Your objective: Repeat the whole listing. Keep it exact.

Entries shown:
⁂
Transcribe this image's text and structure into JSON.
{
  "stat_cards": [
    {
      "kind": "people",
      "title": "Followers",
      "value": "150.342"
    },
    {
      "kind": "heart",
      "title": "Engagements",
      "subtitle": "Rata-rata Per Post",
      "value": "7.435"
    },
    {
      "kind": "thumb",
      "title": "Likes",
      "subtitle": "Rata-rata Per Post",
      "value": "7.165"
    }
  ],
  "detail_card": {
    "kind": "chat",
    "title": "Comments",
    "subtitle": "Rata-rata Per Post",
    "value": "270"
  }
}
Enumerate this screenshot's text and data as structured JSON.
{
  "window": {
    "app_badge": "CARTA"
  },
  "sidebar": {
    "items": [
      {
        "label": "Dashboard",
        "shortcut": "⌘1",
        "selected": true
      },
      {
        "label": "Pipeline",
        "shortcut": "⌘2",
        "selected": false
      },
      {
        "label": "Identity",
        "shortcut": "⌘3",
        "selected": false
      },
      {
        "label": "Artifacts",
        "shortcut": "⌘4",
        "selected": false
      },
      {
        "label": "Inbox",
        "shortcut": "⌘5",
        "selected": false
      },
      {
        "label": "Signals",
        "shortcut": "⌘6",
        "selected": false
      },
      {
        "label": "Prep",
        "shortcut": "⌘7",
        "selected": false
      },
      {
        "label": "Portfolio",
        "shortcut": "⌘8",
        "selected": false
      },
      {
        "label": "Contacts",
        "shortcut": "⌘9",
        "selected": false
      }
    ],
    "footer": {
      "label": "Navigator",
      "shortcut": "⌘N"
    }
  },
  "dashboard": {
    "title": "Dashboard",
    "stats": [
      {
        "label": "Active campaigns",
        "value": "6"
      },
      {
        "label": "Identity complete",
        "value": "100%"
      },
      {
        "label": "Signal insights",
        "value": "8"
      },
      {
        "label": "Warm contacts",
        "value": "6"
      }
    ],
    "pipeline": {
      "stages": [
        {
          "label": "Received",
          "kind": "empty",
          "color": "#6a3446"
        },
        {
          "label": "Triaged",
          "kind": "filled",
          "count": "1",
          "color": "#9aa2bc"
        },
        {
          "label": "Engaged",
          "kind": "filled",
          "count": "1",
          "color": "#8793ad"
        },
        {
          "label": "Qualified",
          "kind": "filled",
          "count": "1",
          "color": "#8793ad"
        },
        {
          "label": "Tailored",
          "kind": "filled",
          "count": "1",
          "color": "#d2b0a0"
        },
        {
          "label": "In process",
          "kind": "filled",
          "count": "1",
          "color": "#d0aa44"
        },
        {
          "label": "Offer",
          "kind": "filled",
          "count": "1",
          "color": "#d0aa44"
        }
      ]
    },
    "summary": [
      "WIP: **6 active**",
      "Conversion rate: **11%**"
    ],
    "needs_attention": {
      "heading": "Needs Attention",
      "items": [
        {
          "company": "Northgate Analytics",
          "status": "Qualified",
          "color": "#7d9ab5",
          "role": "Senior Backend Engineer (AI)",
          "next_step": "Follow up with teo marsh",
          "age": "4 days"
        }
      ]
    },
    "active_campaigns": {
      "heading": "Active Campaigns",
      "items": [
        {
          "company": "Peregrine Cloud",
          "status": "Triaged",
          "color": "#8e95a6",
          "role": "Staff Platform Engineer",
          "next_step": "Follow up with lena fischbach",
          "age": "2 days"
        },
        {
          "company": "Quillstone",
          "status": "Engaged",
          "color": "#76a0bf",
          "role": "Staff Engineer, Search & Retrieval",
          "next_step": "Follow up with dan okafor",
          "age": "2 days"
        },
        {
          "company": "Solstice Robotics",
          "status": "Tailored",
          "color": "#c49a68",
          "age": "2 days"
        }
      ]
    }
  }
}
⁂
Solution:
Transcribe this image's text and structure into JSON.
{
  "stat_cards": [
    {
      "kind": "people",
      "title": "Followers",
      "value": "150.342"
    },
    {
      "kind": "heart",
      "title": "Engagements",
      "subtitle": "Rata-rata Per Post",
      "value": "7.435"
    },
    {
      "kind": "thumb",
      "title": "Likes",
      "subtitle": "Rata-rata Per Post",
      "value": "7.165"
    }
  ],
  "detail_card": {
    "kind": "chat",
    "title": "Comments",
    "subtitle": "Rata-rata Per Post",
    "value": "270"
  }
}
Enumerate this screenshot's text and data as structured JSON.
{
  "window": {
    "app_badge": "CARTA"
  },
  "sidebar": {
    "items": [
      {
        "label": "Dashboard",
        "shortcut": "⌘1",
        "selected": true
      },
      {
        "label": "Pipeline",
        "shortcut": "⌘2",
        "selected": false
      },
      {
        "label": "Identity",
        "shortcut": "⌘3",
        "selected": false
      },
      {
        "label": "Artifacts",
        "shortcut": "⌘4",
        "selected": false
      },
      {
        "label": "Inbox",
        "shortcut": "⌘5",
        "selected": false
      },
      {
        "label": "Signals",
        "shortcut": "⌘6",
        "selected": false
      },
      {
        "label": "Prep",
        "shortcut": "⌘7",
        "selected": false
      },
      {
        "label": "Portfolio",
        "shortcut": "⌘8",
        "selected": false
      },
      {
        "label": "Contacts",
        "shortcut": "⌘9",
        "selected": false
      }
    ],
    "footer": {
      "label": "Navigator",
      "shortcut": "⌘N"
    }
  },
  "dashboard": {
    "title": "Dashboard",
    "stats": [
      {
        "label": "Active campaigns",
        "value": "6"
      },
      {
        "label": "Identity complete",
        "value": "100%"
      },
      {
        "label": "Signal insights",
        "value": "8"
      },
      {
        "label": "Warm contacts",
        "value": "6"
      }
    ],
    "pipeline": {
      "stages": [
        {
          "label": "Received",
          "kind": "empty",
          "color": "#6a3446"
        },
        {
          "label": "Triaged",
          "kind": "filled",
          "count": "1",
          "color": "#9aa2bc"
        },
        {
          "label": "Engaged",
          "kind": "filled",
          "count": "1",
          "color": "#8793ad"
        },
        {
          "label": "Qualified",
          "kind": "filled",
          "count": "1",
          "color": "#8793ad"
        },
        {
          "label": "Tailored",
          "kind": "filled",
          "count": "1",
          "color": "#d2b0a0"
        },
        {
          "label": "In process",
          "kind": "filled",
          "count": "1",
          "color": "#d0aa44"
        },
        {
          "label": "Offer",
          "kind": "filled",
          "count": "1",
          "color": "#d0aa44"
        }
      ]
    },
    "summary": [
      "WIP: **6 active**",
      "Conversion rate: **11%**"
    ],
    "needs_attention": {
      "heading": "Needs Attention",
      "items": [
        {
          "company": "Northgate Analytics",
          "status": "Qualified",
          "color": "#7d9ab5",
          "role": "Senior Backend Engineer (AI)",
          "next_step": "Follow up with teo marsh",
          "age": "4 days"
        }
      ]
    },
    "active_campaigns": {
      "heading": "Active Campaigns",
      "items": [
        {
          "company": "Peregrine Cloud",
          "status": "Triaged",
          "color": "#8e95a6",
          "role": "Staff Platform Engineer",
          "next_step": "Follow up with lena fischbach",
          "age": "2 days"
        },
        {
          "company": "Quillstone",
          "status": "Engaged",
          "color": "#76a0bf",
          "role": "Staff Engineer, Search & Retrieval",
          "next_step": "Follow up with dan okafor",
          "age": "2 days"
        },
        {
          "company": "Solstice Robotics",
          "status": "Tailored",
          "color": "#c49a68",
          "age": "2 days"
        }
      ]
    }
  }
}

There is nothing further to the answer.